**Your task**
Word for word, copy every line of the data.

────────

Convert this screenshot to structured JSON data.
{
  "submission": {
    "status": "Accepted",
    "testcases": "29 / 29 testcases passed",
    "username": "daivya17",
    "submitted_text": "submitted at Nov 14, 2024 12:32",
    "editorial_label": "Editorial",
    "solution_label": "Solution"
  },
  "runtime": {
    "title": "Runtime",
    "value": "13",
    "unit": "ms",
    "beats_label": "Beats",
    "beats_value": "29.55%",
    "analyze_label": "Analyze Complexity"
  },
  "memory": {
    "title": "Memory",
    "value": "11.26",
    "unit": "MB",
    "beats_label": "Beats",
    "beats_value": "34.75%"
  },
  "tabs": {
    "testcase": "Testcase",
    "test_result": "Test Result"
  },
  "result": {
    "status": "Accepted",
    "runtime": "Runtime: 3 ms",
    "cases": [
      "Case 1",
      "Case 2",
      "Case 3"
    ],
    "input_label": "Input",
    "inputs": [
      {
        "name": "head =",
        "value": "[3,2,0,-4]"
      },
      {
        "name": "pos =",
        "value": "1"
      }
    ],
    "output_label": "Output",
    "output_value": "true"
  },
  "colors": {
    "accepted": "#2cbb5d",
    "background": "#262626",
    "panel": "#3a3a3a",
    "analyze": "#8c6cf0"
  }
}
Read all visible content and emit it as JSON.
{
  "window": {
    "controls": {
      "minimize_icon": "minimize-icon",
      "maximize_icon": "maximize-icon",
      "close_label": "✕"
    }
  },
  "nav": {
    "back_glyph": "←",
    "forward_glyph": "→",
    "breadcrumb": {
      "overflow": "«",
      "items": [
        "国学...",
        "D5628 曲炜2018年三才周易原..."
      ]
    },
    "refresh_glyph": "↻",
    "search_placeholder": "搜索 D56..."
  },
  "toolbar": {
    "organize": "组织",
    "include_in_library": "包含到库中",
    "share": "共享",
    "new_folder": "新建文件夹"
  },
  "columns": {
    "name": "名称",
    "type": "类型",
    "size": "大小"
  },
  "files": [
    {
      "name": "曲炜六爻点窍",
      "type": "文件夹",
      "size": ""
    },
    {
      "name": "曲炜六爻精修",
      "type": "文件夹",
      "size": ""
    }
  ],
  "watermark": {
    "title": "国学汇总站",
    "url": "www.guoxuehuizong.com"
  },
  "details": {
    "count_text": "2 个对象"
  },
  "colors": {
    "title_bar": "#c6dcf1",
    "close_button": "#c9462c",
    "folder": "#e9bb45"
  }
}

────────

**Exercise output**
Convert this screenshot to structured JSON data.
{
  "submission": {
    "status": "Accepted",
    "testcases": "29 / 29 testcases passed",
    "username": "daivya17",
    "submitted_text": "submitted at Nov 14, 2024 12:32",
    "editorial_label": "Editorial",
    "solution_label": "Solution"
  },
  "runtime": {
    "title": "Runtime",
    "value": "13",
    "unit": "ms",
    "beats_label": "Beats",
    "beats_value": "29.55%",
    "analyze_label": "Analyze Complexity"
  },
  "memory": {
    "title": "Memory",
    "value": "11.26",
    "unit": "MB",
    "beats_label": "Beats",
    "beats_value": "34.75%"
  },
  "tabs": {
    "testcase": "Testcase",
    "test_result": "Test Result"
  },
  "result": {
    "status": "Accepted",
    "runtime": "Runtime: 3 ms",
    "cases": [
      "Case 1",
      "Case 2",
      "Case 3"
    ],
    "input_label": "Input",
    "inputs": [
      {
        "name": "head =",
        "value": "[3,2,0,-4]"
      },
      {
        "name": "pos =",
        "value": "1"
      }
    ],
    "output_label": "Output",
    "output_value": "true"
  },
  "colors": {
    "accepted": "#2cbb5d",
    "background": "#262626",
    "panel": "#3a3a3a",
    "analyze": "#8c6cf0"
  }
}
Read all visible content and emit it as JSON.
{
  "window": {
    "controls": {
      "minimize_icon": "minimize-icon",
      "maximize_icon": "maximize-icon",
      "close_label": "✕"
    }
  },
  "nav": {
    "back_glyph": "←",
    "forward_glyph": "→",
    "breadcrumb": {
      "overflow": "«",
      "items": [
        "国学...",
        "D5628 曲炜2018年三才周易原..."
      ]
    },
    "refresh_glyph": "↻",
    "search_placeholder": "搜索 D56..."
  },
  "toolbar": {
    "organize": "组织",
    "include_in_library": "包含到库中",
    "share": "共享",
    "new_folder": "新建文件夹"
  },
  "columns": {
    "name": "名称",
    "type": "类型",
    "size": "大小"
  },
  "files": [
    {
      "name": "曲炜六爻点窍",
      "type": "文件夹",
      "size": ""
    },
    {
      "name": "曲炜六爻精修",
      "type": "文件夹",
      "size": ""
    }
  ],
  "watermark": {
    "title": "国学汇总站",
    "url": "www.guoxuehuizong.com"
  },
  "details": {
    "count_text": "2 个对象"
  },
  "colors": {
    "title_bar": "#c6dcf1",
    "close_button": "#c9462c",
    "folder": "#e9bb45"
  }
}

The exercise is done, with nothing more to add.